NEWS MEDIA UPDATE · OHIO · Freedom of Information · Jan. 4, 2007
Private contractor not subject to public records act
Jan. 4, 2007 · A private nonprofit corporation that contracts with a county mental health board is not subject to the Ohio Public Records Act, despite receiving almost all of its money from taxpayers, the state Supreme Court has ruled.
In the 4-3 decision issued late last month, the high court determined that Nova Behavioral Health Inc. was not a public institution and did not have to disclose personnel files to an Ohio newspaper, relying on a similar case decided in October.
In April 2005, a reporter for The (Canton, Ohio) Repository requested the personnel file of a Nova employee, shortly after he was suspended following allegations that he used sexually suggestive counseling techniques with female patients.
The Stark County Mental Health Board, which is funded by state and local taxes and federal subsidies, contracted with Nova to run mental health services. The private company received 92 percent of its funding from the county board, the opinion states, and was driven out of business when it lost its contract with the county.
When Nova refused to provide the documents, the Repository sued, asking the court to force the company to turn over the file.
The newspaper’s case became more difficult after the high court devised a four-part test in October in the case State ex rel. Oriana House Inc. v. Montgomery, in which the court ruled 4-3 that a different nonprofit corporation that ran a halfway house under a state contract did not have to disclose records to the state auditor.
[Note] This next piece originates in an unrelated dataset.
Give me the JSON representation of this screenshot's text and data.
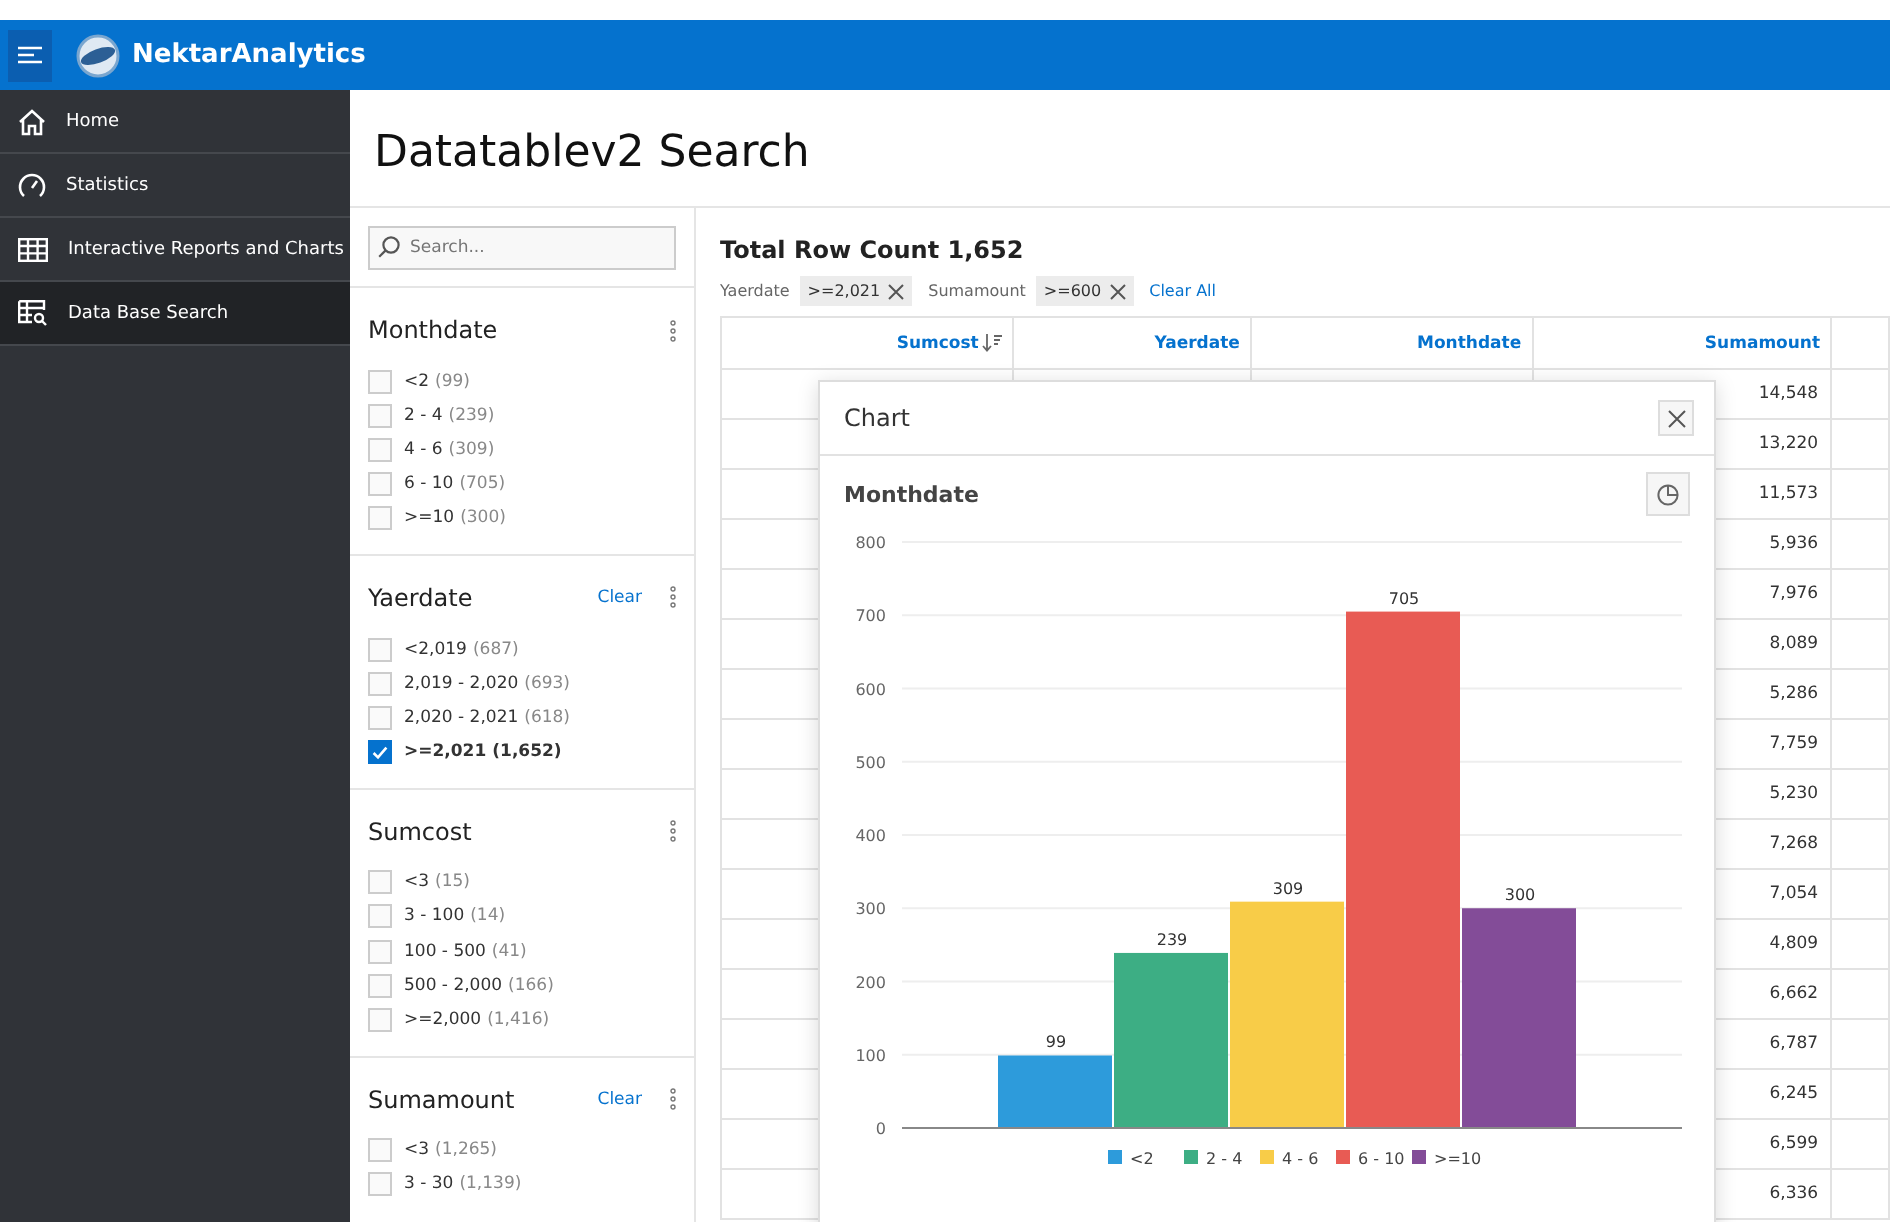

The test considers whether the company performs a governmental function, the level of government funding, the extent of government involvement or regulation, and whether the entity was created by the government or to avoid the public records act.
“As you might imagine, that would be a very difficult burden to meet,” said Richard Panza, the attorney who represented the Repository.
In ruling against the newspaper, the majority wrote that by providing mental health services, Nova was not performing a historically governmental function because state law requires county mental health boards to contract out those services and “generally prohibits” the county boards from providing the services themselves.
But the majority agreed with the newspaper that Nova was performing a government function by acting as a “safety net” for uninsured and underinsured residents.
“Providing mental health care for the uninsured and compensating for the inadequacy of benefits in commercial health-insurance plans is not a function commonly performed by private entities,” Justice Paul Pfeifer wrote for the majority.
However, the majority said that the county board did not supervise the day-to-day operations of Nova’s facility and that the company was not created by the government. Therefore, it said the only factor “wholly in the Repository’s favor” was Nova’s level of government funding.
Chief Justice Thomas Moyer, writing for the three dissenting justices, said even though the county board did not control Nova’s daily operations, both state law and Nova’s contract with the county board required extensive regulation of the private company, which was required to allow the county access to records relating to payments, claims and services rendered under its contract.
The dissenting justices also disagreed with the finding that mental health services were not traditionally a responsibility of the state, citing federal and state laws and a history of state-run hospitals dating back to the 1800s.
The dissenters wrote that the question of whether a company was created by the government should receive “very little weight” in the court’s balancing test, while the level of government funding should receive more consideration than the other factors.
“A private entity that receives the level of public funding that Nova received should not be permitted to keep the public from knowing how it has managed its public responsibilities,” Moyer wrote.
Panza said the recent cases affect the public’s ability to obtain non-financial records from companies with similar contracts.
“Oriana and Nova make it extremely difficult for anyone to have access to the inner organizational workings of a private not-for-profit, even though they are performing a governmental function and are entirely funded by public monies,” Panza said.
(State ex rel. The Repository v. Nova Behavioral Health Inc., Media Counsel: Richard D. Panza, Wickens, Herzer, Panza, Cook & Batista Co., Avon, Ohio) — RG